While visiting our parents — Billy and Myrna Menges — in Tucumcari for Thanksgiving, my husband Stanley and I were introduced to a hidden treasure: The Hospitality House.
The history of The Hospitality House, at 307 E. High St., isn't common knowledge among outsiders. But learning the history of the home is as easy as dropping in for a visit with its caretakers.
Quay County natives Fern George, 84, and Betty Bason, 79, of Tucumcari — more commonly known as the Thomas sisters — have been caring for The Hospitality House for the past several years. Their knowledge of the property is shared with anyone who wants to know.
"We think it was the first house in the area," said Bason, "when the town moved from Liberty. We think they built it in 1900 and we know they used rock from (Tucumcari) Mountain. The house was complete by 1907 because there's a picture of it in the museum."
According to the sisters, the first owner of the house was John Russell, followed by a family with the last name of Goudin.
"I think the man was a banker," Bason said. "He donated land to the Presbyterian Church next door with the condition that the church be built out of the same material as the house. The original church was beautiful, but it was torn down and replaced with the A-framed church standing there now."
The family that owned the home after the Goudins was named Keater, followed by a physician, a Dr. Thaxtan, who built a greenroom onto the southwest corner of the house.
"I think he saw and kept patients in the house," Bason said.

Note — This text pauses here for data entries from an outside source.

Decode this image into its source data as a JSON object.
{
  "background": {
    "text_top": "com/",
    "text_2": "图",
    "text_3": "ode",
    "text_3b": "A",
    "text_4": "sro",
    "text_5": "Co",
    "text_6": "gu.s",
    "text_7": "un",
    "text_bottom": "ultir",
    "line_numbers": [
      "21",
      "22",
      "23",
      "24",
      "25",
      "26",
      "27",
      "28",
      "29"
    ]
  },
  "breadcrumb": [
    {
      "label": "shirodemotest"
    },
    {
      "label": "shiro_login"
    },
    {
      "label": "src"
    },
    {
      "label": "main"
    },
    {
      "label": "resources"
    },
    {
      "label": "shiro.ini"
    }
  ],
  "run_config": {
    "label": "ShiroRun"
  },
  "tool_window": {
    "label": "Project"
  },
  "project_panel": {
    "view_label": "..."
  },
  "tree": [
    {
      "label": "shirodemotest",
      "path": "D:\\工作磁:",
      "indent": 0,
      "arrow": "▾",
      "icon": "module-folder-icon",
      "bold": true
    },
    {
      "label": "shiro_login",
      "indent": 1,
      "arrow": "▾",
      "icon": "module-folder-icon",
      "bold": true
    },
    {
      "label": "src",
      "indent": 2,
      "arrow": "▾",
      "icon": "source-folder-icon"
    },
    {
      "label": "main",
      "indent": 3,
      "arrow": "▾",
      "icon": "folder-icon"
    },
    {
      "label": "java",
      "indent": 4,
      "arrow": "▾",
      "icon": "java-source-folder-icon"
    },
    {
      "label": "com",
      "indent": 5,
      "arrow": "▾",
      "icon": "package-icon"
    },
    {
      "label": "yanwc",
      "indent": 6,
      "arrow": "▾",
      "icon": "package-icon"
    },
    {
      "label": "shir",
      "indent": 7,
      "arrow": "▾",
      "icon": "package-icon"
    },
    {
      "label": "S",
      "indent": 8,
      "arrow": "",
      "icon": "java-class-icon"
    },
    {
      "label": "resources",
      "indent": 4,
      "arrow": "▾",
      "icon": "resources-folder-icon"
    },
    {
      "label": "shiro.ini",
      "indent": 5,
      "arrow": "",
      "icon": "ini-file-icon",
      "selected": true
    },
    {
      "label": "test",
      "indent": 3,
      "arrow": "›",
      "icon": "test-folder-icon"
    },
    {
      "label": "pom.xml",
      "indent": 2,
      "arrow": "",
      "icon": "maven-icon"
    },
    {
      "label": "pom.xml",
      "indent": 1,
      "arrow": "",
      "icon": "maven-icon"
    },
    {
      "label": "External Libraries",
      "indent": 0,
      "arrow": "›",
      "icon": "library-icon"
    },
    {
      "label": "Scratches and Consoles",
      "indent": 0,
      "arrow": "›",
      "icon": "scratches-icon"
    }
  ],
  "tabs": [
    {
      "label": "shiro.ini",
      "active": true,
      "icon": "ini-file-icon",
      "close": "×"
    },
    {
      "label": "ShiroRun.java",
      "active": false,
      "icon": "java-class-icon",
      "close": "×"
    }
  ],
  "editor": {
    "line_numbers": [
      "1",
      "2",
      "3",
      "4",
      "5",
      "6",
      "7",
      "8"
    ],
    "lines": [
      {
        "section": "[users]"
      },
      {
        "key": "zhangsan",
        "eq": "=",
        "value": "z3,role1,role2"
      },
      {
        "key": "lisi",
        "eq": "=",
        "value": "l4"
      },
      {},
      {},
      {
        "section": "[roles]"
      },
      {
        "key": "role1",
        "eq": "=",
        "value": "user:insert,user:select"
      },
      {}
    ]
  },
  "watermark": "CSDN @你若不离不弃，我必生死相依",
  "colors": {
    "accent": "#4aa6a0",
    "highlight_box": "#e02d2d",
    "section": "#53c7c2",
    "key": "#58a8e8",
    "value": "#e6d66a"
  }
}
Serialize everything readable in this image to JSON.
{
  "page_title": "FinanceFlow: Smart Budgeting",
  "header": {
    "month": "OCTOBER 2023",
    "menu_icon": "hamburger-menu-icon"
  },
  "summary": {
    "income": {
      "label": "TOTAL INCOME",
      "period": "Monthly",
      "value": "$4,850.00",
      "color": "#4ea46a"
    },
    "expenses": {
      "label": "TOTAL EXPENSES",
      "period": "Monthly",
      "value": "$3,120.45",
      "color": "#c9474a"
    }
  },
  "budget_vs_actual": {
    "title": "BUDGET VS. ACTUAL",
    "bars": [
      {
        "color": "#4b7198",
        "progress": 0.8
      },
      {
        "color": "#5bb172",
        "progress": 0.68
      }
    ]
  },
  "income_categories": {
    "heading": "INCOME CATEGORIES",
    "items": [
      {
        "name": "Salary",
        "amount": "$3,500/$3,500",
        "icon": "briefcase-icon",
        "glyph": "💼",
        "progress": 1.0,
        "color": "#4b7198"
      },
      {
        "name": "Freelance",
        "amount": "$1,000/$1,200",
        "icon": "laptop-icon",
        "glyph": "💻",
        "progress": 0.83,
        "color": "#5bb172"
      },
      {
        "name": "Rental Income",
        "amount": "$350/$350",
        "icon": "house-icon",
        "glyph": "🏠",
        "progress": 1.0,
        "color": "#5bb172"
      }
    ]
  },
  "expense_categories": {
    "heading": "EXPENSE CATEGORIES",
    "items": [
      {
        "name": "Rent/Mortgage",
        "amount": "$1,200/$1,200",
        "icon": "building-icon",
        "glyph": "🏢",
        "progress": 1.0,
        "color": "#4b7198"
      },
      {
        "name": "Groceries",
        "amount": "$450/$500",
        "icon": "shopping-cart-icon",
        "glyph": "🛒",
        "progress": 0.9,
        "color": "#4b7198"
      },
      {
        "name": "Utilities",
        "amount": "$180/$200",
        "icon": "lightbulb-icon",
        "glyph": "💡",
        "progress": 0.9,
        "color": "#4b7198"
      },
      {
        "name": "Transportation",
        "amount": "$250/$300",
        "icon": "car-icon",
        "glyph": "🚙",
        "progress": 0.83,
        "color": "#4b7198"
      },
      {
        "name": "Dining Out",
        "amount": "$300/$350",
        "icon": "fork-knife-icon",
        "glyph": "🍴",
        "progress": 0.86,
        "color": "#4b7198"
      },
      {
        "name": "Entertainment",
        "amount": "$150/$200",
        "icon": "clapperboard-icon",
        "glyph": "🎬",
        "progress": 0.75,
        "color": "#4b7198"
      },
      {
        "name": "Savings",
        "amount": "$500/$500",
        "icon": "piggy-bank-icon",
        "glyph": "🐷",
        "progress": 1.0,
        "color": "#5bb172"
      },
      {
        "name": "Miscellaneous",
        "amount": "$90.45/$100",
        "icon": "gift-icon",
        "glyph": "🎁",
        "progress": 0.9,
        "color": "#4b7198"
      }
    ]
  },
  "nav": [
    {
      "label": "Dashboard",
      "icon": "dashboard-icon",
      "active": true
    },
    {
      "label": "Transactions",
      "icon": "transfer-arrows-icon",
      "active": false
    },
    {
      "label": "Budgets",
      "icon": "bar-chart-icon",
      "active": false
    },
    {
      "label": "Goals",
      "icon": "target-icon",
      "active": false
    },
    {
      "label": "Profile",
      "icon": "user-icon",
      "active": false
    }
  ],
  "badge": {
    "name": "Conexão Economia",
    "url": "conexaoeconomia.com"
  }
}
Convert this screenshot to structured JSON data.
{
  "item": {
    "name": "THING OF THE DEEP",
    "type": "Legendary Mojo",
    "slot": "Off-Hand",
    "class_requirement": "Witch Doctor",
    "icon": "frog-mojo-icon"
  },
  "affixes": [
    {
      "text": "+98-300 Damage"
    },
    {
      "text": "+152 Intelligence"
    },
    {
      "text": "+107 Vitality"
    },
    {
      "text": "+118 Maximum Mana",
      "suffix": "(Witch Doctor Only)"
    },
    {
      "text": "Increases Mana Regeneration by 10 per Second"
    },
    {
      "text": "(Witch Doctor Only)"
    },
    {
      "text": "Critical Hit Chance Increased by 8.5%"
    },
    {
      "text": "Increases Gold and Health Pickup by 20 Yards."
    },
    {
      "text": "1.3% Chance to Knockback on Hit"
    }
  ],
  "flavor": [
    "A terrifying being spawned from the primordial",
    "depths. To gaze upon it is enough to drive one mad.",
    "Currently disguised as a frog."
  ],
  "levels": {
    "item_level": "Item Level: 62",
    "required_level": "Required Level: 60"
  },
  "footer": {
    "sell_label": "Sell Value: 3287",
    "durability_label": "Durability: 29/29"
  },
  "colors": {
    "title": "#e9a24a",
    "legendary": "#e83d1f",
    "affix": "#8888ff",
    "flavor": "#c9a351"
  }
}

By the early 1940s, the house was said to have been rented by the Snider family before being purchased by Osa and Opal Smith.
"She was a writer," Bason said. "And the Smiths turned the greenhouse into a dress shop."
From there the property was purchased by the Thomas family in 1997.
"We turned the dress shop into an antique shop and opened a bed and breakfast when we took it over," Bason said. "The Quarles (family) took it over from us and did a lot of work to it. There were drop ceilings, which they took out and redid the ceilings, restored the original hardwood floors and painted a lot of the inside."
The Quarles painted several of the doors, walls and ceilings in the mural style they are known for and converted the old antique shop into an art studio and added an art gallery to the main floor.
"They turned it back to us a few years ago and we started The Hospitality House for the people of the area," Bason said.
And these days the studio is being used as a practice room for the local Blue Grass group, the Eastern New Mexico Blue Grass Association.
Bason puts on a fresh pot of coffee every morning for whoever happens to stop by for a cup. She also makes breakfasts and lunches and the sisters hold an open invitation to everyone and anyone.
The first floor of the building is full of dining tables and chairs.
Visitors are greeted by the sisters' offer of home-cooked food.
Bason, George and Fern's husband Dusty George are the constants of the house. They spend most mornings and afternoons visiting with their guests and promoting their dinner theaters.
"We've been doing Mystery Dinner Theater for about two years, usually a couple a times a month," said Fern George. "I write the stories and do the theater part and Betty does the cookin'. We have them on Saturday nights and we try to arrange them when there's nothing else going on in the community."
The hostesses at The Hospitality House don't charge for anything they do. The meals, coffee and use of the house for meetings are free of charge.
The sisters rely on volunteers and donations to keep the property afloat.
"The bills to keep this house going are expensive," said Fern George, "so we put a lot into it personally."
As visitors of the house, my husband and I found a few of the friendliest characters in the county among a sea of mismatched coffee cups. The property is a rustic piece of historic Tucumcari mixed with knowledgeable hostesses who are as warm and friendly as the coffee they serve.